▶ PROBLEM TO SOLVE
Extract all lines in the data that contain the word "main".

Dataset entries:
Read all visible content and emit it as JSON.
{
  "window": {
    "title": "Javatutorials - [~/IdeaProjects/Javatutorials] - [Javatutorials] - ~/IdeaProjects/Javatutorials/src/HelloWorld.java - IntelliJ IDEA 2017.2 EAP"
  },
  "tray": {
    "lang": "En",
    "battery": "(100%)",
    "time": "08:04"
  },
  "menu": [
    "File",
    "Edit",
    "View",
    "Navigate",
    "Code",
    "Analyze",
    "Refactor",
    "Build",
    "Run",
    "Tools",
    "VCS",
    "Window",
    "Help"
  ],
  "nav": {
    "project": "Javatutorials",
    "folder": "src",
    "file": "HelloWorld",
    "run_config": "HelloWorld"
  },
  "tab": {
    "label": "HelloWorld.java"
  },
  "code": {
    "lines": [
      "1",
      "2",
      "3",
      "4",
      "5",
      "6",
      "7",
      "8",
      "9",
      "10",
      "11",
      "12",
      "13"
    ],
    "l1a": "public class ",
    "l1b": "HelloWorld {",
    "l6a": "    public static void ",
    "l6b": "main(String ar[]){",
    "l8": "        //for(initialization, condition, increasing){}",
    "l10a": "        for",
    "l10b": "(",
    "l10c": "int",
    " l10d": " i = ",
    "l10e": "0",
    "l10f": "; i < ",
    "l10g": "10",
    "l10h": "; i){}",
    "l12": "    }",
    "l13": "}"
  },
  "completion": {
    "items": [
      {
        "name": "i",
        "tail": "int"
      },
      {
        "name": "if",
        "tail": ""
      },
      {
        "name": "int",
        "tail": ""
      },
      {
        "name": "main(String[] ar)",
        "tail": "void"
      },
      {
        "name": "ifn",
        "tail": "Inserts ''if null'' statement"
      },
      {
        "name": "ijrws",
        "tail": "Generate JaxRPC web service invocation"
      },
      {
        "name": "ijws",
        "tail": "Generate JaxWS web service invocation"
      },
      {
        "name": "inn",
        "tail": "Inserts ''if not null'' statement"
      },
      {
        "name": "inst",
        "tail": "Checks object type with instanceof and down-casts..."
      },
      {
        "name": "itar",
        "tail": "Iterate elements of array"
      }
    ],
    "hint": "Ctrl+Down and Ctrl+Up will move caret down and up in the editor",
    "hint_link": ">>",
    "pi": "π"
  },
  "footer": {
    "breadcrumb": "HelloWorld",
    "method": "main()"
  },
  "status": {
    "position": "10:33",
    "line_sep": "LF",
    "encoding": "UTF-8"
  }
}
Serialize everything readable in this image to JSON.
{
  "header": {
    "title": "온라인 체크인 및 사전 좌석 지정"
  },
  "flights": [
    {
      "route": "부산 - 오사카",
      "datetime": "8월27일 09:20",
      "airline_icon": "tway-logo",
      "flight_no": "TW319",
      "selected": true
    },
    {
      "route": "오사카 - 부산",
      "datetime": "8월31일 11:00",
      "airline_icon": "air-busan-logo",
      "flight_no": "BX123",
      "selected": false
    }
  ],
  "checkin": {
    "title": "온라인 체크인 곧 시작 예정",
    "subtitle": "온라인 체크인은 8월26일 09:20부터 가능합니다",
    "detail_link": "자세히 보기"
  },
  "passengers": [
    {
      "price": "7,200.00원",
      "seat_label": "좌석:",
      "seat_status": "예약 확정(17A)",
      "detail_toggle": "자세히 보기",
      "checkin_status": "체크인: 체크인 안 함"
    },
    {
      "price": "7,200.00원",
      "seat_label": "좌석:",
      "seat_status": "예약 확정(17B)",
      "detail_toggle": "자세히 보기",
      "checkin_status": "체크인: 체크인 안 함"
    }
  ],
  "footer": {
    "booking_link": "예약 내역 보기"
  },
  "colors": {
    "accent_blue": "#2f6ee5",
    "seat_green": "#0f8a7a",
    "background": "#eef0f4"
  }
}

▶ SOLVED PROBLEM
    "l6b": "main(String ar[]){",
        "name": "main(String[] ar)",
    "method": "main()"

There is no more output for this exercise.